(Stored items)
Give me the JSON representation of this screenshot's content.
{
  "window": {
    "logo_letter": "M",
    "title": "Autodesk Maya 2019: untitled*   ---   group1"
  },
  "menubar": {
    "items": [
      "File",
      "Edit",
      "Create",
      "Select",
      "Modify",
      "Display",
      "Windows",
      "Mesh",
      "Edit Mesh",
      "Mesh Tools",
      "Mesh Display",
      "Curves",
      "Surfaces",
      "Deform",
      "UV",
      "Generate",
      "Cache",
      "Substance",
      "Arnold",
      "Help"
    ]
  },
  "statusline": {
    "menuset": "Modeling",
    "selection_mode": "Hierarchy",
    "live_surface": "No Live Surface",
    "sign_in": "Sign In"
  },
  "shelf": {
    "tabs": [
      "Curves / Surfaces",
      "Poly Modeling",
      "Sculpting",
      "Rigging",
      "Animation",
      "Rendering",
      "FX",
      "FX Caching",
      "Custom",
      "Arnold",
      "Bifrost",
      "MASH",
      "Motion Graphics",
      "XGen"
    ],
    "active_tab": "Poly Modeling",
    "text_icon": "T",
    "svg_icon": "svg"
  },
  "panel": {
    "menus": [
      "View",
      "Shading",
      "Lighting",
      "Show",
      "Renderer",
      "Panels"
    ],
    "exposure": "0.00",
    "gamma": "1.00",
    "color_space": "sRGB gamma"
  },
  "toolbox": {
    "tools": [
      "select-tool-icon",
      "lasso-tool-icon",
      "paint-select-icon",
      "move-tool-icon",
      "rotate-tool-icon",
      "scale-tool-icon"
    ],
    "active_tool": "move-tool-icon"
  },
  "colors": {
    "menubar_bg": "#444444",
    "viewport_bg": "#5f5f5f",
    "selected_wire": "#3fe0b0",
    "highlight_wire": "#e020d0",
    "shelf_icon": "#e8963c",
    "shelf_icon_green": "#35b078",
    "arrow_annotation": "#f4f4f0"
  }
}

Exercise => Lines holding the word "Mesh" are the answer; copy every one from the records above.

Task response =>
      "Mesh",
      "Edit Mesh",
      "Mesh Tools",
      "Mesh Display",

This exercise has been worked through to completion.